“It’s just a good time. People are relaxed, they’re cheering,” WAAY-TV quoted Joretha Wright, who watched the removal, as saying.
“It’s just a nice feeling with everything that has been going on and all the tension and division, it’s just nice that something like this that’s caused so much chaos is actually bringing people together,” she said.
A national movement
More than a dozen schools and roads named after Confederate leaders have also been renamed.
Madison County Commissioner JesHenry Malone said in a statement provided to CNN, however, that the debate to find a way to legally remove the statue began internally months before Floyd’s death.
“We know that government can be bureaucratic at times and often slower than what we would prefer, but we had no desire to violate our oaths of office to appease public sentiment,” Malone stated.
Plus, they were battling Alabama’s Memorial Preservation Act, enacted in 2017, which bars the removal, renaming and alteration of monuments, memorial streets, and memorial or architecturally significant buildings that have been located on public property for 40 or more years.
‘A day for continued growth and healing’
Malone said he had received three letters in opposition to the monument’s removal.

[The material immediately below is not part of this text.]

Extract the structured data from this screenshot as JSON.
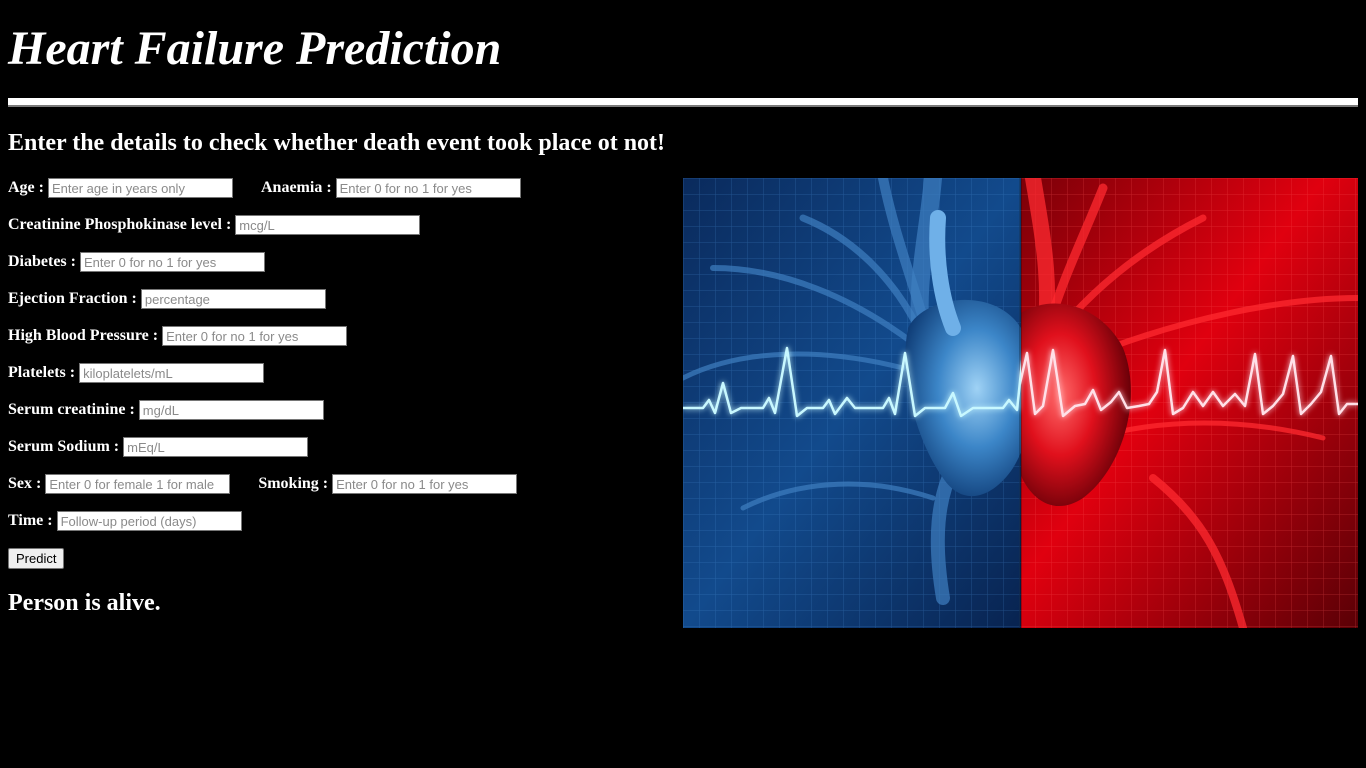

One member of the United Daughters of the Confederacy stated in an affidavit that she fears the statue wouldn’t be as protected at the cemetery as at its courthouse location, with lights and more public police presence, according to WAAY-TV.
Malone knows not everyone is celebrating the move.
“Today is a monumental day… I will not mark this day as a day of celebration but rather a day of continued growth and healing,” Malone said in his statement.
As for what will go in the spot where the controversial memorial stood, Malone told CNN they will soon have a new administrative building, and they hope to expand the current courthouse.